Eventually, I found that these things worked well for Cricket, but not for his older sister.  After all this encouragement, Grasshopper still could not seem to do anything unless I was right there beside her.  I decided that it was me that had the problem.  She is the sort of kid that tries really hard to do what I ask, so if she was consistently not obeying, then it must simply be beyond her ability.  I told myself that it would come with maturity and what was needed was more patience on my part. 

However, the problem got worse and not better "with maturity."  And that patience I sought seemed more and more elusive.  I still did not consider any sort of learning disability like ADD.  After all, she was advanced in every single subject area in school.  I told myself that I just needed try harder and be more prayerful. 

But then it began to become more her problem than mine.  She started to come to me and say, "Mom, when I read, I don't remember what I read."  Or, "Mom, I was going to do this craft, but I got distracted and did a bunch of other things that I didn't really want to do as much as the craft."  One night, I checked in on her at 10:30pm, expecting her to be asleep, but she was awake writing a letter to her grandmother that she had promised to write but had forgotten.  She would cry sometimes about these things, and I didn't have any answers for her. 

Meanwhile, my friend asked me if I was going to the Illinois Christian Home Educators conference.  I told her that it was the last weekend my husband was working (he is a teacher), so I couldn't come since I did not have someone to watch my kids.  (Honestly, I didn't really want to pay for it, anyway, didn't want to make the 3-hour round trip twice over two days, and didn't want to go alone.)  This very kind friend told her mother about me, and she invited my kids to her house so I could go to the conference.  Seeing as how I would at least have someone to go with, I immediately accepted her offer and registered for the conference.

I then discovered that the conference was being held the weekend after my husband was done with school, and he would be available.  As it turns out, I did not need my friend's mother to help.  But were it not for her, I would have continued in my mistaken notion that it was at an inconvenient time and would not have gone. 

I felt very strongly that I needed to attend a session called "The Distractible Child," as the description mentioned not only those kids that couldn't sit still, but also those kids that could sit still but were always in their own world.  The latter was my Grasshopper.  (It was a good thing it was not entitled "The ADD child," because I never would have gone. 
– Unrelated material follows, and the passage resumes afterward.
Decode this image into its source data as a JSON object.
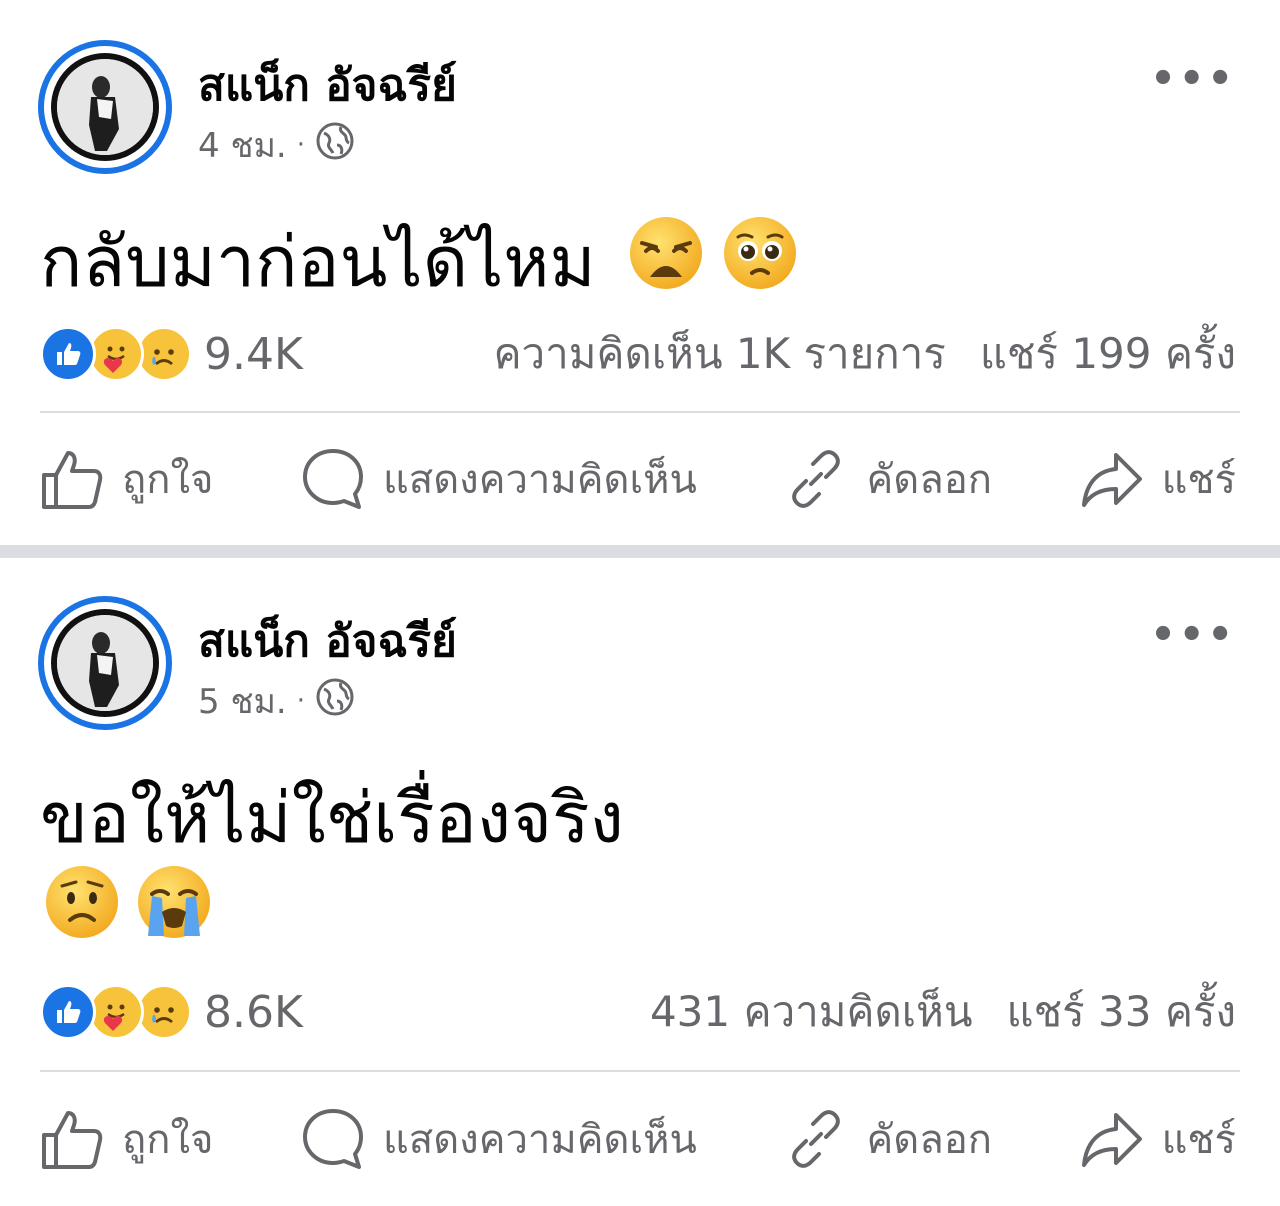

When the session began, the speaker started by saying she had two kids that were ADHD, and I thought, "Oh, no!  This is not going to be about my kid!  She is not ADHD!"  Well, I was wrong.  While she is definitely not hyperactive, and may not even be ADD, there were enough similarities to pay good attention.  I cried through the entire session, looking around wondering why I was the only one choking back tears.  As I sat there, I knew that God had led me to this session.  I am so excited at all things that I can do to help my Grasshopper--things she won't even realize I am doing for her.  She won't know that I am putting a curtain in front of the sliding glass door so that she won't look out the window while she is doing school work.  She won't know that I am buying a special chair for her to sit in that will help her not to fidget at the table, because both kids will get one.  She won't know that I am keeping the table clear for her sake (to minimize distractions while doing school work), because I always try to do that.  I will just be doing it better than before. 

For anyone that is interested, the name of the speaker was Melissa Boring, and she has a website called Heads Up Now!.  I bought a weighted kitty, which is a 4-lb. stuffed animal that she can hold in her lap while she is doing her school work and is supposed to help to remind her to stay in her seat.  We are also going to come up with some small, quiet items that she can fidget with while she is doing school.  Apparently, this helps some distractible kids to focus better.  We won't be needing all of these things until August, but I will let you all know how it goes!
Latter-day Homeschooling